GOP's Yvette Herrell unseats Torres Small in New Mexico rematch

For Republican Yvette Herrell, the second time was a charm.

Herrell, a former New Mexico state legislator, defeated Rep. Xochitl Torres Small (D-N.M.) on Tuesday, reclaiming a seat for the Republicans in one of the nation’s most competitive districts.

The Associated Press called the race for the Republican incumbent at 2:13 a.m. EST. 


The race was a rematch of 2018, when Torres Small had squeaked out a victory over Herrell by fewer than 3,800 votes, and Republicans had fought hard to retake the seat this time around.

The region is a lucrative hub for the oil and gas industries, which are under fire from Democrats — including Joe BidenJoe BidenFord to bolster electric vehicle production in multi-billion dollar push Protesters demonstrate outside Manchin's houseboat over opposition to reconciliation package Alabama eyes using pandemic relief funds on prison system MORE — who are seeking a shift to green energy. And Herrell's campaign hinged on tying Torres Small to both Biden and Speaker Nancy PelosiNancy PelosiManchin cast doubt on deal this week for .5T spending bill Obama says US 'desperately needs' Biden legislation ahead of key votes Congress shows signs of movement on stalled Biden agenda MORE (D-Calif.), a San Francisco liberal who remains toxic in conservative parts of the country.

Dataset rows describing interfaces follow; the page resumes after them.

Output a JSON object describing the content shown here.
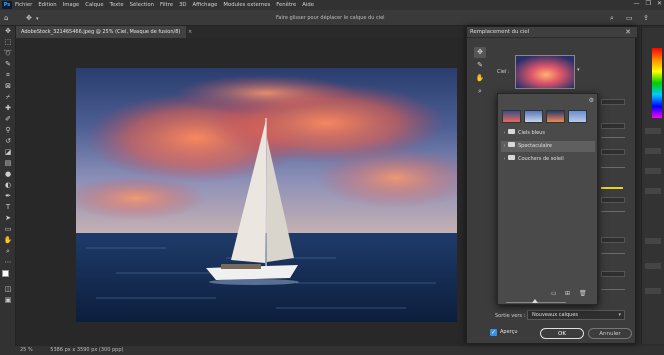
{
  "menubar": {
    "logo": "Ps",
    "items": [
      "Fichier",
      "Edition",
      "Image",
      "Calque",
      "Texte",
      "Sélection",
      "Filtre",
      "3D",
      "Affichage",
      "Modules externes",
      "Fenêtre",
      "Aide"
    ],
    "window_controls": [
      "—",
      "❐",
      "✕"
    ]
  },
  "optionsbar": {
    "hint": "Faire glisser pour déplacer le calque du ciel"
  },
  "document": {
    "tab_label": "AdobeStock_321465466.jpeg @ 25% (Ciel, Masque de fusion/8)",
    "tab_close": "×"
  },
  "statusbar": {
    "zoom": "25 %",
    "info": "5386 px x 3590 px (300 ppp)"
  },
  "dialog": {
    "title": "Remplacement du ciel",
    "close": "✕",
    "sky_label": "Ciel :",
    "dropdown_arrow": "▾",
    "output_label": "Sortie vers :",
    "output_value": "Nouveaux calques",
    "preview_check": "✓",
    "preview_label": "Aperçu",
    "ok_label": "OK",
    "cancel_label": "Annuler"
  },
  "sky_popup": {
    "gear": "⚙",
    "folders": [
      {
        "chevron": "›",
        "label": "Ciels bleus"
      },
      {
        "chevron": "›",
        "label": "Spectaculaire"
      },
      {
        "chevron": "›",
        "label": "Couchers de soleil"
      }
    ]
  },
  "colors": {
    "accent": "#3b8fe6",
    "dialog_bg": "#3c3c3c",
    "popup_bg": "#4a4a4a",
    "app_bg": "#282828"
  }
}
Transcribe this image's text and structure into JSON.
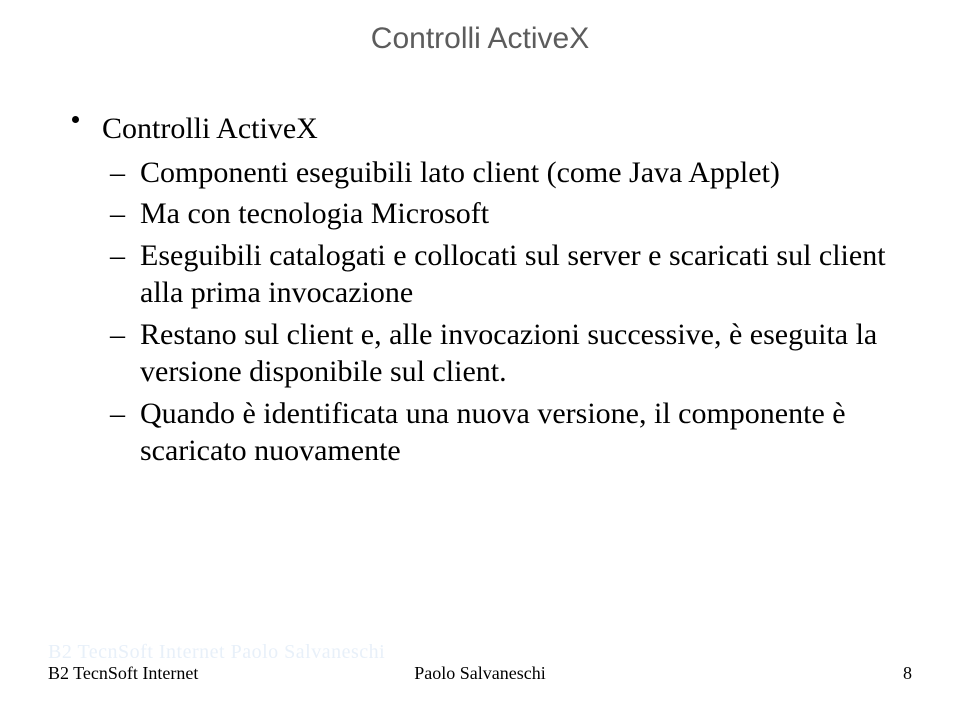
{
  "title": "Controlli ActiveX",
  "bullets": {
    "main": "Controlli ActiveX",
    "subs": [
      "Componenti eseguibili lato client (come Java Applet)",
      "Ma con tecnologia Microsoft",
      "Eseguibili catalogati e collocati sul server e scaricati sul client alla prima invocazione",
      "Restano sul client e, alle invocazioni successive, è eseguita la versione disponibile sul client.",
      "Quando è identificata una nuova versione, il componente è scaricato nuovamente"
    ]
  },
  "ghost_text": "B2 TecnSoft Internet Paolo Salvaneschi",
  "footer": {
    "left": "B2 TecnSoft Internet",
    "center": "Paolo Salvaneschi",
    "page": "8"
  }
}
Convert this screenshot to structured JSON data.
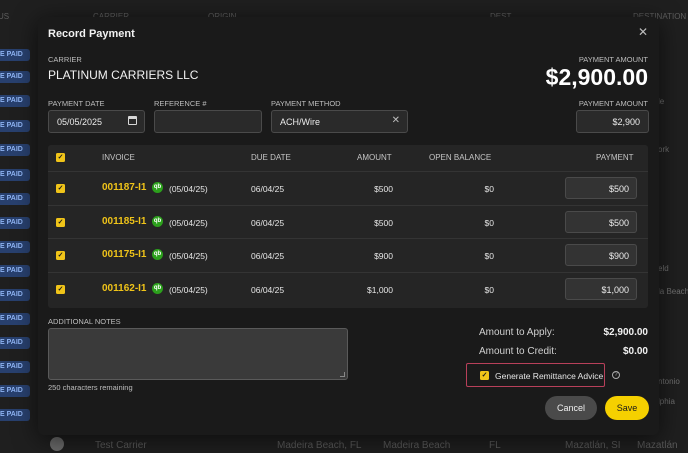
{
  "background": {
    "headers": [
      "US",
      "CARRIER",
      "ORIGIN",
      "DEST.",
      "DESTINATION CITY"
    ],
    "badge_label": "E PAID",
    "right_texts": [
      "le",
      "ork",
      "eld",
      "la Beach",
      "ntonio",
      "lphia"
    ],
    "bottom_row": {
      "carrier": "Test Carrier",
      "origin": "Madeira Beach, FL",
      "origin_city": "Madeira Beach",
      "state": "FL",
      "dest": "Mazatlán, SI",
      "dest_city": "Mazatlán"
    }
  },
  "modal": {
    "title": "Record Payment",
    "close_icon": "close-icon",
    "carrier_label": "CARRIER",
    "carrier_name": "PLATINUM CARRIERS LLC",
    "payment_amount_label": "PAYMENT AMOUNT",
    "payment_amount_value": "$2,900.00",
    "fields": {
      "payment_date_label": "PAYMENT DATE",
      "payment_date_value": "05/05/2025",
      "reference_label": "REFERENCE #",
      "reference_value": "",
      "method_label": "PAYMENT METHOD",
      "method_value": "ACH/Wire",
      "amount_label": "PAYMENT AMOUNT",
      "amount_value": "$2,900"
    },
    "table": {
      "headers": {
        "invoice": "INVOICE",
        "due_date": "DUE DATE",
        "amount": "AMOUNT",
        "open_balance": "OPEN BALANCE",
        "payment": "PAYMENT"
      },
      "rows": [
        {
          "invoice": "001187-I1",
          "qb": "qb",
          "qb_date": "(05/04/25)",
          "due": "06/04/25",
          "amount": "$500",
          "open": "$0",
          "payment": "$500"
        },
        {
          "invoice": "001185-I1",
          "qb": "qb",
          "qb_date": "(05/04/25)",
          "due": "06/04/25",
          "amount": "$500",
          "open": "$0",
          "payment": "$500"
        },
        {
          "invoice": "001175-I1",
          "qb": "qb",
          "qb_date": "(05/04/25)",
          "due": "06/04/25",
          "amount": "$900",
          "open": "$0",
          "payment": "$900"
        },
        {
          "invoice": "001162-I1",
          "qb": "qb",
          "qb_date": "(05/04/25)",
          "due": "06/04/25",
          "amount": "$1,000",
          "open": "$0",
          "payment": "$1,000"
        }
      ]
    },
    "notes_label": "ADDITIONAL NOTES",
    "chars_remaining": "250 characters remaining",
    "summary": {
      "apply_label": "Amount to Apply:",
      "apply_value": "$2,900.00",
      "credit_label": "Amount to Credit:",
      "credit_value": "$0.00"
    },
    "remittance_label": "Generate Remittance Advice",
    "help_glyph": "?",
    "cancel_label": "Cancel",
    "save_label": "Save"
  },
  "colors": {
    "accent": "#f0c419",
    "save": "#f5d000",
    "quickbooks": "#2ca01c",
    "highlight_border": "#b8405a",
    "badge": "#28406e"
  }
}
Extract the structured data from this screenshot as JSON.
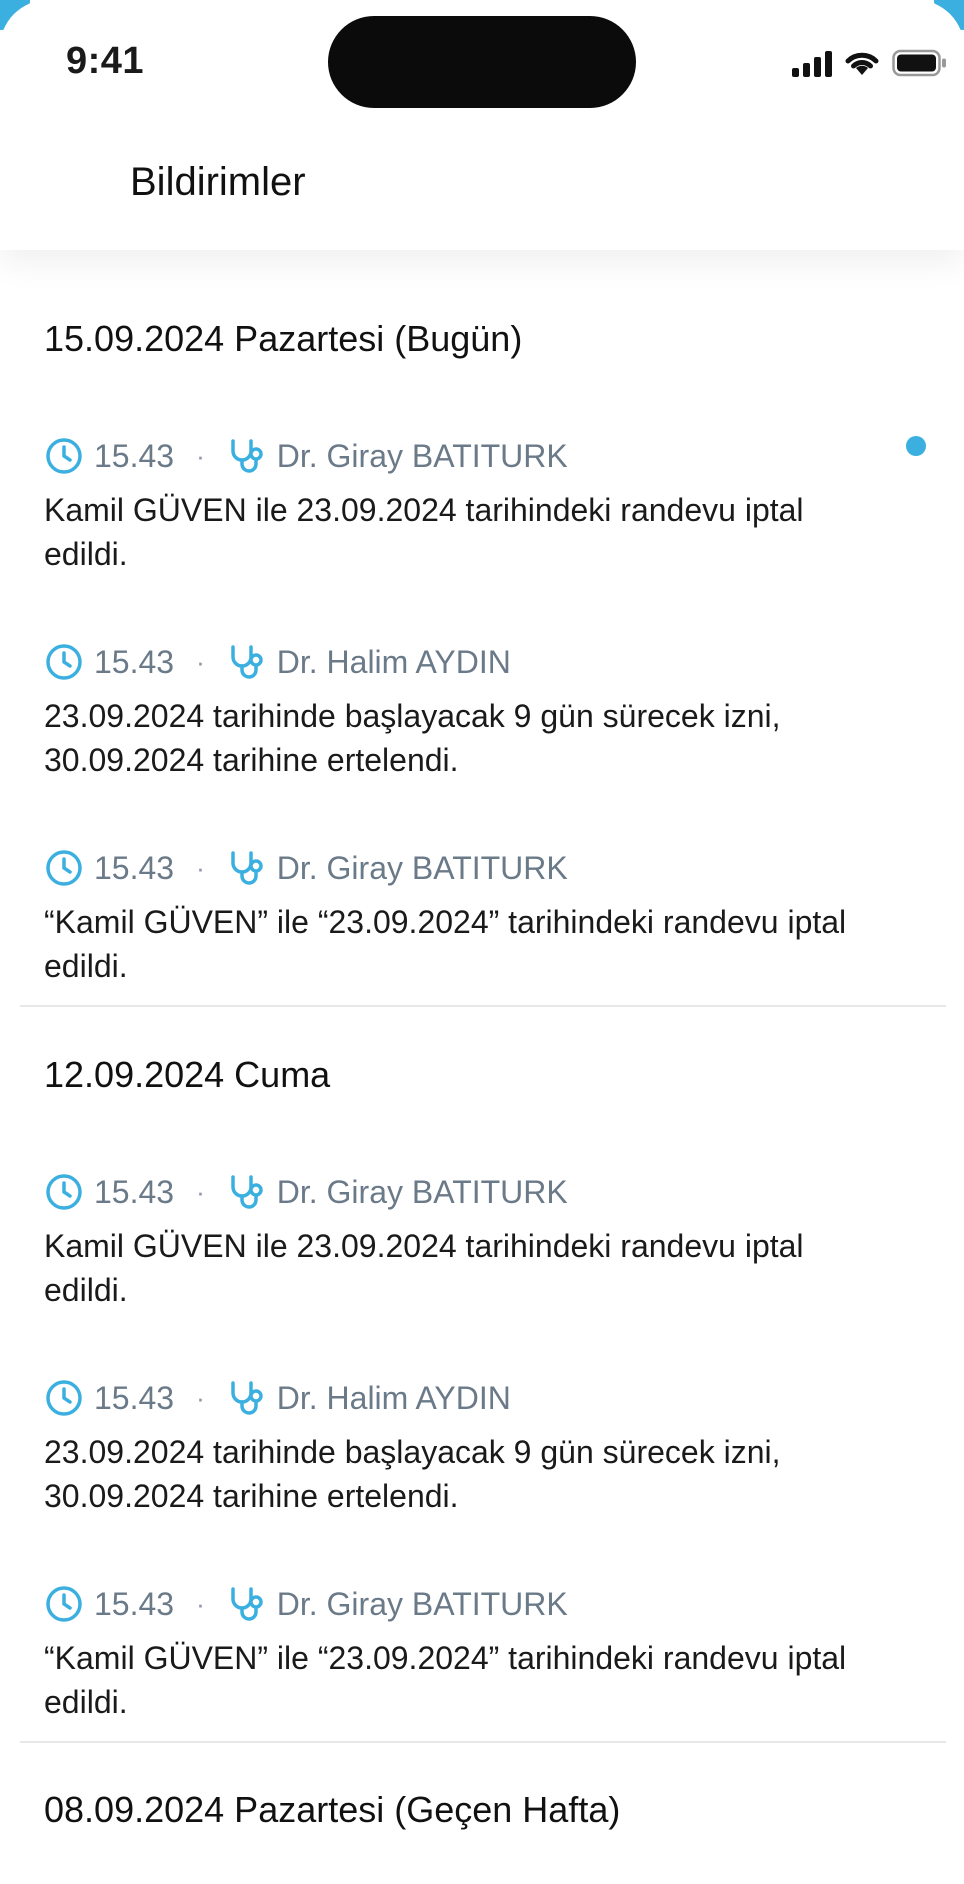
{
  "status_bar": {
    "time": "9:41"
  },
  "header": {
    "title": "Bildirimler"
  },
  "colors": {
    "accent": "#3bb0e0",
    "meta_text": "#6b7a88",
    "divider": "#e6e8ea"
  },
  "groups": [
    {
      "title": "15.09.2024 Pazartesi (Bugün)",
      "items": [
        {
          "time": "15.43",
          "separator": "·",
          "doctor": "Dr. Giray BATITURK",
          "text_line1": "Kamil GÜVEN ile 23.09.2024 tarihindeki randevu iptal",
          "text_line2": "edildi.",
          "unread": true
        },
        {
          "time": "15.43",
          "separator": "·",
          "doctor": "Dr. Halim AYDIN",
          "text_line1": "23.09.2024 tarihinde başlayacak 9 gün sürecek izni,",
          "text_line2": "30.09.2024 tarihine ertelendi.",
          "unread": false
        },
        {
          "time": "15.43",
          "separator": "·",
          "doctor": "Dr. Giray BATITURK",
          "text_line1": "“Kamil GÜVEN” ile “23.09.2024” tarihindeki randevu iptal",
          "text_line2": "edildi.",
          "unread": false
        }
      ]
    },
    {
      "title": "12.09.2024 Cuma",
      "items": [
        {
          "time": "15.43",
          "separator": "·",
          "doctor": "Dr. Giray BATITURK",
          "text_line1": "Kamil GÜVEN ile 23.09.2024 tarihindeki randevu iptal",
          "text_line2": "edildi.",
          "unread": false
        },
        {
          "time": "15.43",
          "separator": "·",
          "doctor": "Dr. Halim AYDIN",
          "text_line1": "23.09.2024 tarihinde başlayacak 9 gün sürecek izni,",
          "text_line2": "30.09.2024 tarihine ertelendi.",
          "unread": false
        },
        {
          "time": "15.43",
          "separator": "·",
          "doctor": "Dr. Giray BATITURK",
          "text_line1": "“Kamil GÜVEN” ile “23.09.2024” tarihindeki randevu iptal",
          "text_line2": "edildi.",
          "unread": false
        }
      ]
    },
    {
      "title": "08.09.2024 Pazartesi (Geçen Hafta)",
      "items": []
    }
  ],
  "icons": {
    "time_icon": "clock-icon",
    "doctor_icon": "stethoscope-icon",
    "unread_icon": "unread-dot-icon"
  }
}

Torres Small, who soon turns 36, sought to fend off suggestions that she's a rubber stamp for her party, pointing to clashes with the liberal wing and rejecting Herrell's accusations that she was hostile to fossil fuels. The incumbent also enjoyed a vast money advantage, outraising Herrell $7.5 million to $2.5 million over the cycle, according to the Center for Responsive Politics.

History, though, was not on her side.

President TrumpDonald TrumpJan. 6 committee chair says panel will issue a 'good number' of additional subpoenas Overnight Defense & National Security — Presented by AM General — Pentagon officials prepare for grilling Biden nominates head of Africa CDC to lead global AIDS response MORE had won the district by 10 points in 2016, and Republicans have controlled the 2nd District — a sprawling tract that occupies the entirety of the state's southern border with Mexico — for all but four of the past 40 years.

Herrell's victory has bought them two more.